## PROBLEM
Except for the pictures, write out all the records that follow exactly.

-- EXERCISE DATA follows --

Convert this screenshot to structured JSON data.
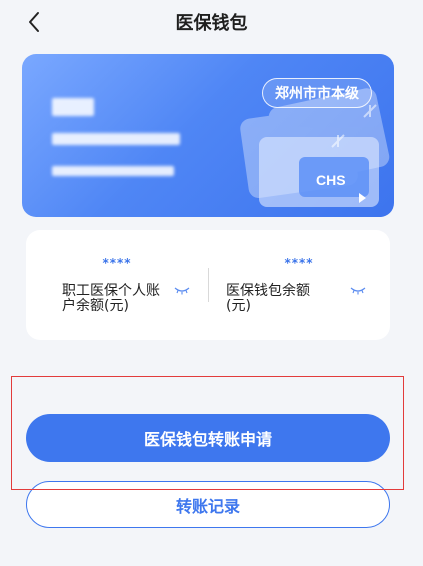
{
  "header": {
    "title": "医保钱包"
  },
  "card": {
    "region": "郑州市市本级",
    "logo_text": "CHS"
  },
  "balances": [
    {
      "masked_value": "****",
      "label": "职工医保个人账户余额(元)"
    },
    {
      "masked_value": "****",
      "label": "医保钱包余额(元)"
    }
  ],
  "actions": {
    "transfer_apply": "医保钱包转账申请",
    "transfer_records": "转账记录"
  },
  "colors": {
    "accent": "#3e77ee",
    "card_start": "#7aa8ff",
    "card_end": "#3d74ee",
    "highlight": "#e23b3b"
  }
}
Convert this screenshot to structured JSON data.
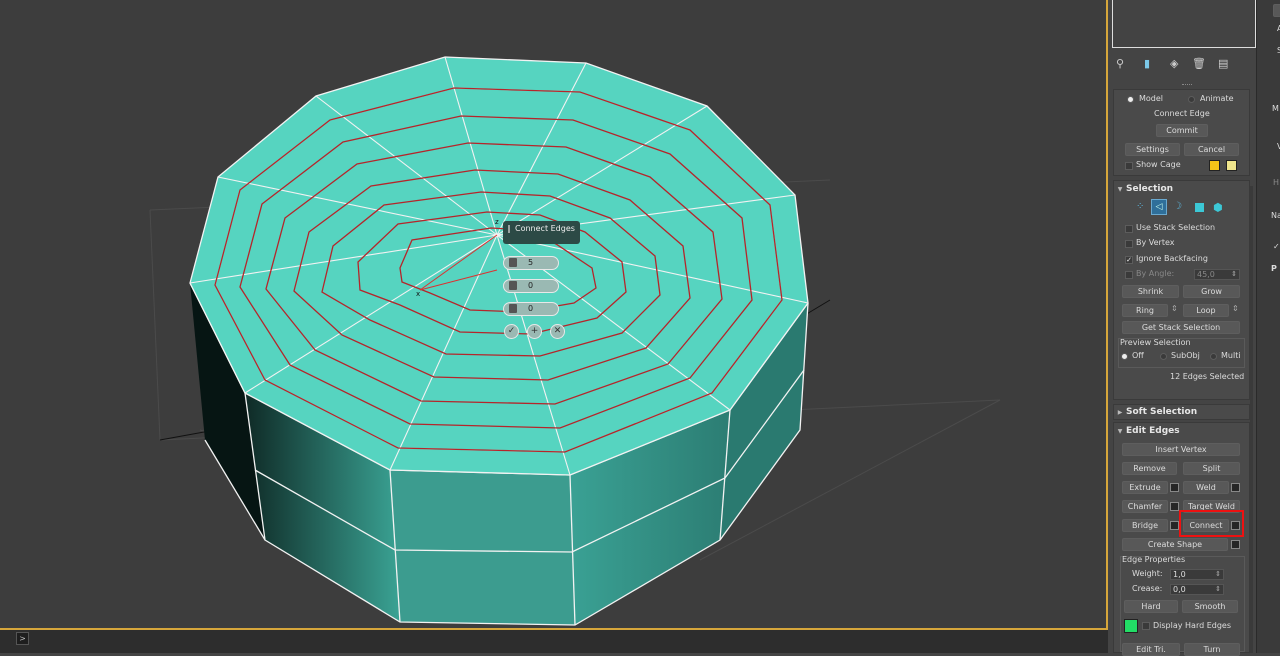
{
  "viewport": {
    "caddy": {
      "title": "Connect Edges",
      "segments": "5",
      "pinch": "0",
      "slide": "0",
      "ok_icon": "check-icon",
      "apply_icon": "plus-icon",
      "cancel_icon": "x-icon"
    },
    "gizmo_label": "z",
    "gizmo_label2": "x"
  },
  "bottom_bar": {
    "arrow": ">"
  },
  "toolbar": {
    "icons": [
      "pin-icon",
      "stack-icon",
      "modifier-icon",
      "trash-icon",
      "configure-icon"
    ]
  },
  "connect_edge": {
    "model": "Model",
    "animate": "Animate",
    "title": "Connect Edge",
    "commit": "Commit",
    "settings": "Settings",
    "cancel": "Cancel",
    "show_cage": "Show Cage",
    "cage_color_1": "#f5c518",
    "cage_color_2": "#f0e68c"
  },
  "selection": {
    "title": "Selection",
    "use_stack_selection": "Use Stack Selection",
    "by_vertex": "By Vertex",
    "ignore_backfacing": "Ignore Backfacing",
    "by_angle": "By Angle:",
    "by_angle_value": "45,0",
    "shrink": "Shrink",
    "grow": "Grow",
    "ring": "Ring",
    "loop": "Loop",
    "get_stack_selection": "Get Stack Selection",
    "preview_selection": "Preview Selection",
    "off": "Off",
    "subobj": "SubObj",
    "multi": "Multi",
    "status": "12 Edges Selected"
  },
  "soft_selection": {
    "title": "Soft Selection"
  },
  "edit_edges": {
    "title": "Edit Edges",
    "insert_vertex": "Insert Vertex",
    "remove": "Remove",
    "split": "Split",
    "extrude": "Extrude",
    "weld": "Weld",
    "chamfer": "Chamfer",
    "target_weld": "Target Weld",
    "bridge": "Bridge",
    "connect": "Connect",
    "create_shape": "Create Shape",
    "edge_properties": "Edge Properties",
    "weight_label": "Weight:",
    "weight_value": "1,0",
    "crease_label": "Crease:",
    "crease_value": "0,0",
    "hard": "Hard",
    "smooth": "Smooth",
    "display_hard_edges": "Display Hard Edges",
    "hard_edge_color": "#22dd66",
    "edit_tri": "Edit Tri.",
    "turn": "Turn"
  },
  "far_panel": {
    "items": [
      "A",
      "S",
      "M",
      "V",
      "H",
      "Na",
      "P"
    ]
  }
}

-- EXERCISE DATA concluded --

## ANSWER BOX
Convert this screenshot to structured JSON data.
{
  "header": {
    "title": "医保钱包"
  },
  "card": {
    "region": "郑州市市本级",
    "logo_text": "CHS"
  },
  "balances": [
    {
      "masked_value": "****",
      "label": "职工医保个人账户余额(元)"
    },
    {
      "masked_value": "****",
      "label": "医保钱包余额(元)"
    }
  ],
  "actions": {
    "transfer_apply": "医保钱包转账申请",
    "transfer_records": "转账记录"
  },
  "colors": {
    "accent": "#3e77ee",
    "card_start": "#7aa8ff",
    "card_end": "#3d74ee",
    "highlight": "#e23b3b"
  }
}
Convert this screenshot to structured JSON data.
{
  "viewport": {
    "caddy": {
      "title": "Connect Edges",
      "segments": "5",
      "pinch": "0",
      "slide": "0",
      "ok_icon": "check-icon",
      "apply_icon": "plus-icon",
      "cancel_icon": "x-icon"
    },
    "gizmo_label": "z",
    "gizmo_label2": "x"
  },
  "bottom_bar": {
    "arrow": ">"
  },
  "toolbar": {
    "icons": [
      "pin-icon",
      "stack-icon",
      "modifier-icon",
      "trash-icon",
      "configure-icon"
    ]
  },
  "connect_edge": {
    "model": "Model",
    "animate": "Animate",
    "title": "Connect Edge",
    "commit": "Commit",
    "settings": "Settings",
    "cancel": "Cancel",
    "show_cage": "Show Cage",
    "cage_color_1": "#f5c518",
    "cage_color_2": "#f0e68c"
  },
  "selection": {
    "title": "Selection",
    "use_stack_selection": "Use Stack Selection",
    "by_vertex": "By Vertex",
    "ignore_backfacing": "Ignore Backfacing",
    "by_angle": "By Angle:",
    "by_angle_value": "45,0",
    "shrink": "Shrink",
    "grow": "Grow",
    "ring": "Ring",
    "loop": "Loop",
    "get_stack_selection": "Get Stack Selection",
    "preview_selection": "Preview Selection",
    "off": "Off",
    "subobj": "SubObj",
    "multi": "Multi",
    "status": "12 Edges Selected"
  },
  "soft_selection": {
    "title": "Soft Selection"
  },
  "edit_edges": {
    "title": "Edit Edges",
    "insert_vertex": "Insert Vertex",
    "remove": "Remove",
    "split": "Split",
    "extrude": "Extrude",
    "weld": "Weld",
    "chamfer": "Chamfer",
    "target_weld": "Target Weld",
    "bridge": "Bridge",
    "connect": "Connect",
    "create_shape": "Create Shape",
    "edge_properties": "Edge Properties",
    "weight_label": "Weight:",
    "weight_value": "1,0",
    "crease_label": "Crease:",
    "crease_value": "0,0",
    "hard": "Hard",
    "smooth": "Smooth",
    "display_hard_edges": "Display Hard Edges",
    "hard_edge_color": "#22dd66",
    "edit_tri": "Edit Tri.",
    "turn": "Turn"
  },
  "far_panel": {
    "items": [
      "A",
      "S",
      "M",
      "V",
      "H",
      "Na",
      "P"
    ]
  }
}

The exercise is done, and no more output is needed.